Bump Stocks Discussed at all Levels of Government

Denver passes ban, state and federal legislation introduced on both sides of gun debate

After the massacre at a Las Vegas concert in October, bump stocks came onto the nation’s radar. The device, used by shooter Stephen Paddock, gives rapid-fire capabilities to semi-automatic weapons. A bump stock ban has been suggested in Denver several times in the past three months and, at the end of January, passed.

Shortly after the Las Vegas shooting, a Denver citizen attending a City Council meeting suggested a bump stock ban, Denver City Council member Rafael Espinoza said. It was a feasible action, but no action was taken, he said. The same citizen came back in November after a shooting at a rural church in Texas.

“I don’t want to be in the position of having not done something every time there is a mass shooting when we could and should do something,” Espinoza said.

Espinoza early last month introduced a Denver ordinance to ban bump stocks, and City Council passed it Jan. 22. Councilman Kevin Flynn introduced an amendment to the ordinance prior to the vote.
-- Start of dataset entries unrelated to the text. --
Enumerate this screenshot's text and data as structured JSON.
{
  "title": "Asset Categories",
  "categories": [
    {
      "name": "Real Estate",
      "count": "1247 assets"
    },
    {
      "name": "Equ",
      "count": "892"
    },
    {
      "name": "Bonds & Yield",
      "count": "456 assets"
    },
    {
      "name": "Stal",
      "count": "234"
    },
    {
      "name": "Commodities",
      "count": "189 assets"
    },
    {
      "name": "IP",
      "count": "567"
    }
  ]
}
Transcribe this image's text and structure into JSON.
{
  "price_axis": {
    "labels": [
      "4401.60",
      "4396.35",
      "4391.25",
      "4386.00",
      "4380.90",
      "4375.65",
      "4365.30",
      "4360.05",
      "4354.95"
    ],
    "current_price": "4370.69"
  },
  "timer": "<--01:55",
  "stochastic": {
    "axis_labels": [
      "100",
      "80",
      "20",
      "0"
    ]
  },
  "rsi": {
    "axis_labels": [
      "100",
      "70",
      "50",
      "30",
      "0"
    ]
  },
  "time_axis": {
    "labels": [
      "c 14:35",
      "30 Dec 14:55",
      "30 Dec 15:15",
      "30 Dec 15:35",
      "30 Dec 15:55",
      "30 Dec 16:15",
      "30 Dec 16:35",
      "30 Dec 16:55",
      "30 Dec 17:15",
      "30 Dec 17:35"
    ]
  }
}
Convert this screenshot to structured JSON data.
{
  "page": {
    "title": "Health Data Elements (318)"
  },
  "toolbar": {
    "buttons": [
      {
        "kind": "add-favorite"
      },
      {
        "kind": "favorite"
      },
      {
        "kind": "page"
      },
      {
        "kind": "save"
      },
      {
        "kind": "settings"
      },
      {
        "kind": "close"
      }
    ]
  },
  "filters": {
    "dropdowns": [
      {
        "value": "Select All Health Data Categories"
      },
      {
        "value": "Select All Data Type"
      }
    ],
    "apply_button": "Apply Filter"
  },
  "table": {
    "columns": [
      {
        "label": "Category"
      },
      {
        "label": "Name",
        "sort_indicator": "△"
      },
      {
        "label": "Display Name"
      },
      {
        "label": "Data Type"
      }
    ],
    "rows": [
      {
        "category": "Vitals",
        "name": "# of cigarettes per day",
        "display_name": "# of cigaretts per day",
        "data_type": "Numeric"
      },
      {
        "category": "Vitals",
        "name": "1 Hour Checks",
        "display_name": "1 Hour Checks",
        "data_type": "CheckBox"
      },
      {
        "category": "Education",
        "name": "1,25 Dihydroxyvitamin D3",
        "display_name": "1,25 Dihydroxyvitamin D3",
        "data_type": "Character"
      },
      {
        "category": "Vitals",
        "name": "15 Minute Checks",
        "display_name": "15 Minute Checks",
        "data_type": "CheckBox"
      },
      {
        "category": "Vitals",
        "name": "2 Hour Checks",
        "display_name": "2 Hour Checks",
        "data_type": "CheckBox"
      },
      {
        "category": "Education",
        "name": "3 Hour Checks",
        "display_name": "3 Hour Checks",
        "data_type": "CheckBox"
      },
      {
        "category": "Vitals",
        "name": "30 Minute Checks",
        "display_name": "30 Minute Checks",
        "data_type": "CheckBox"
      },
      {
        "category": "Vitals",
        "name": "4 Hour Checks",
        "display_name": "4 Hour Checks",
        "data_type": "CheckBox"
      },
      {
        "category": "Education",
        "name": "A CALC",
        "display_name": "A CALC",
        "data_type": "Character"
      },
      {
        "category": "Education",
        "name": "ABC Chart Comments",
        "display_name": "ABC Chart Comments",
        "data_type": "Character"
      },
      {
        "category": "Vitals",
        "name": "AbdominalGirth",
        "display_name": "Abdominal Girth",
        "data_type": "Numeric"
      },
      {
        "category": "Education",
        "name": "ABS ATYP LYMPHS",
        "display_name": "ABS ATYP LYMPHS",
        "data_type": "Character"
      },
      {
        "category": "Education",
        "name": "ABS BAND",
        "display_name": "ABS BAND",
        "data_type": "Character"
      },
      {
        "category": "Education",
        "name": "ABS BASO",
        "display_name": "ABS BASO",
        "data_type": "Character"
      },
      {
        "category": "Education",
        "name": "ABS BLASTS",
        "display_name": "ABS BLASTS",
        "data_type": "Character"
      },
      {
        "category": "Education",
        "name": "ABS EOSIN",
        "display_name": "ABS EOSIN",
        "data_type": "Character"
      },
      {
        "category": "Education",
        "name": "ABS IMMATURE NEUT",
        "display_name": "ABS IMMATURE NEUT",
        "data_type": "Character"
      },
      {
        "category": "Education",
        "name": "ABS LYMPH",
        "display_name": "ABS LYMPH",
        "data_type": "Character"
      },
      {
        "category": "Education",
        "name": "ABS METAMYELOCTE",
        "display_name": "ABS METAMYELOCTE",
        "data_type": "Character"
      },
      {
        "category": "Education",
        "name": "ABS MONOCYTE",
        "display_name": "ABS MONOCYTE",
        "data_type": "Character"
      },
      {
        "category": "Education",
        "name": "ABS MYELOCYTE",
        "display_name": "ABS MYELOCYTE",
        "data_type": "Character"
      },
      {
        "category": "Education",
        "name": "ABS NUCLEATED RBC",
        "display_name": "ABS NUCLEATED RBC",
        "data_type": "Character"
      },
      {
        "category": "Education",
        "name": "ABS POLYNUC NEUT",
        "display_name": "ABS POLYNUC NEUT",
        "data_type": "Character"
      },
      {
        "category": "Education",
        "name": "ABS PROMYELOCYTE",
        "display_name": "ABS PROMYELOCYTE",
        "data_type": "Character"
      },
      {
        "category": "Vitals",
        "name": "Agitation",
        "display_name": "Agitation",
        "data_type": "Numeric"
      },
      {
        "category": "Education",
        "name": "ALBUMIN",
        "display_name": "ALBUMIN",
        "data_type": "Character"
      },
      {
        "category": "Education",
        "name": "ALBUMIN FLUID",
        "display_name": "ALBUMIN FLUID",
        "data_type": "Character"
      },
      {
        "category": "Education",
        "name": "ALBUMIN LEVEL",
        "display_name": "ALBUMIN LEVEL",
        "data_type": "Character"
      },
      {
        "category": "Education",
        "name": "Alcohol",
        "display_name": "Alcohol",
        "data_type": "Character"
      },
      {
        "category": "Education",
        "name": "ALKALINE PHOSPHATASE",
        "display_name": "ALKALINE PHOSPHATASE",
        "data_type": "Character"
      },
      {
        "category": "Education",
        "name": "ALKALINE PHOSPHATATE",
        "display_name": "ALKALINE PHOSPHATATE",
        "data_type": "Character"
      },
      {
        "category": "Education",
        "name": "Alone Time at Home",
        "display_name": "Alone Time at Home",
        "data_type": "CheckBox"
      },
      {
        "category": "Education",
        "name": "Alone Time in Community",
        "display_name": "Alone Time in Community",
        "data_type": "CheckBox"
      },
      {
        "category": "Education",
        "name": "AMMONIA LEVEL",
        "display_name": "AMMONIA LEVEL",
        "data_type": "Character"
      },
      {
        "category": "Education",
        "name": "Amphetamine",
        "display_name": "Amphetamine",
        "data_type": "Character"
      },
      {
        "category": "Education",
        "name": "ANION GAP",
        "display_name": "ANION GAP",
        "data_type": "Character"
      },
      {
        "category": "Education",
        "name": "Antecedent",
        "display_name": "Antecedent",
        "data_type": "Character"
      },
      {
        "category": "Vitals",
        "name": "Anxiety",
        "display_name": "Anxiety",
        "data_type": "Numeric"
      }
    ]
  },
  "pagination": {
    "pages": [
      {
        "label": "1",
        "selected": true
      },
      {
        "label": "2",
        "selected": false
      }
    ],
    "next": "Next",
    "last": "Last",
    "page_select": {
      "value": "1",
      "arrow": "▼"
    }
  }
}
To read this story and other complete articles featured in the February 5, 2017 print edition of Law Week Colorado, copies are available for purchase online.